DIRECTIONS FOR THIS TASK> Every line below must be reproduced exactly; no pictures are to be included.

Data excerpts
_ _ _ _ _

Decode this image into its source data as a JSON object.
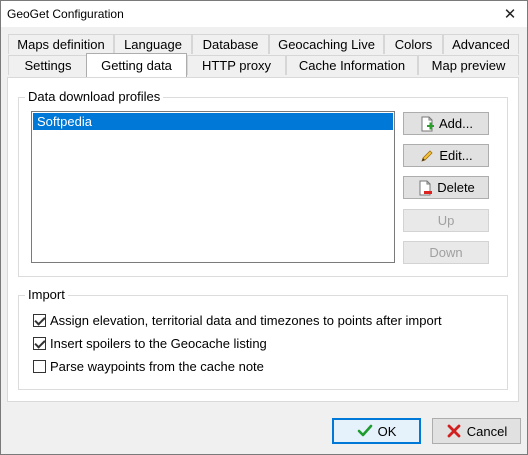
{
  "window": {
    "title": "GeoGet Configuration",
    "close_glyph": "✕"
  },
  "tabs": {
    "row1": [
      "Maps definition",
      "Language",
      "Database",
      "Geocaching Live",
      "Colors",
      "Advanced"
    ],
    "row2": [
      "Settings",
      "Getting data",
      "HTTP proxy",
      "Cache Information",
      "Map preview"
    ],
    "active": "Getting data"
  },
  "profiles": {
    "group_label": "Data download profiles",
    "items": [
      "Softpedia"
    ],
    "selected": "Softpedia",
    "buttons": {
      "add": "Add...",
      "edit": "Edit...",
      "delete": "Delete",
      "up": "Up",
      "down": "Down"
    }
  },
  "import": {
    "group_label": "Import",
    "options": [
      {
        "label": "Assign elevation, territorial data and timezones to points after import",
        "checked": true
      },
      {
        "label": "Insert spoilers to the Geocache listing",
        "checked": true
      },
      {
        "label": "Parse waypoints from the cache note",
        "checked": false
      }
    ]
  },
  "footer": {
    "ok_label": "OK",
    "cancel_label": "Cancel"
  },
  "icons": {
    "add": "document-add-icon",
    "edit": "pencil-icon",
    "delete": "document-delete-icon",
    "ok": "checkmark-icon",
    "cancel": "cross-icon"
  },
  "colors": {
    "selection": "#0078d7",
    "ok_check": "#1e9c2e",
    "cancel_cross": "#d21f1f"
  }
}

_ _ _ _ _

YOUR SOLUTION>
Decode this image into its source data as a JSON object.
{
  "window": {
    "title": "GeoGet Configuration",
    "close_glyph": "✕"
  },
  "tabs": {
    "row1": [
      "Maps definition",
      "Language",
      "Database",
      "Geocaching Live",
      "Colors",
      "Advanced"
    ],
    "row2": [
      "Settings",
      "Getting data",
      "HTTP proxy",
      "Cache Information",
      "Map preview"
    ],
    "active": "Getting data"
  },
  "profiles": {
    "group_label": "Data download profiles",
    "items": [
      "Softpedia"
    ],
    "selected": "Softpedia",
    "buttons": {
      "add": "Add...",
      "edit": "Edit...",
      "delete": "Delete",
      "up": "Up",
      "down": "Down"
    }
  },
  "import": {
    "group_label": "Import",
    "options": [
      {
        "label": "Assign elevation, territorial data and timezones to points after import",
        "checked": true
      },
      {
        "label": "Insert spoilers to the Geocache listing",
        "checked": true
      },
      {
        "label": "Parse waypoints from the cache note",
        "checked": false
      }
    ]
  },
  "footer": {
    "ok_label": "OK",
    "cancel_label": "Cancel"
  },
  "icons": {
    "add": "document-add-icon",
    "edit": "pencil-icon",
    "delete": "document-delete-icon",
    "ok": "checkmark-icon",
    "cancel": "cross-icon"
  },
  "colors": {
    "selection": "#0078d7",
    "ok_check": "#1e9c2e",
    "cancel_cross": "#d21f1f"
  }
}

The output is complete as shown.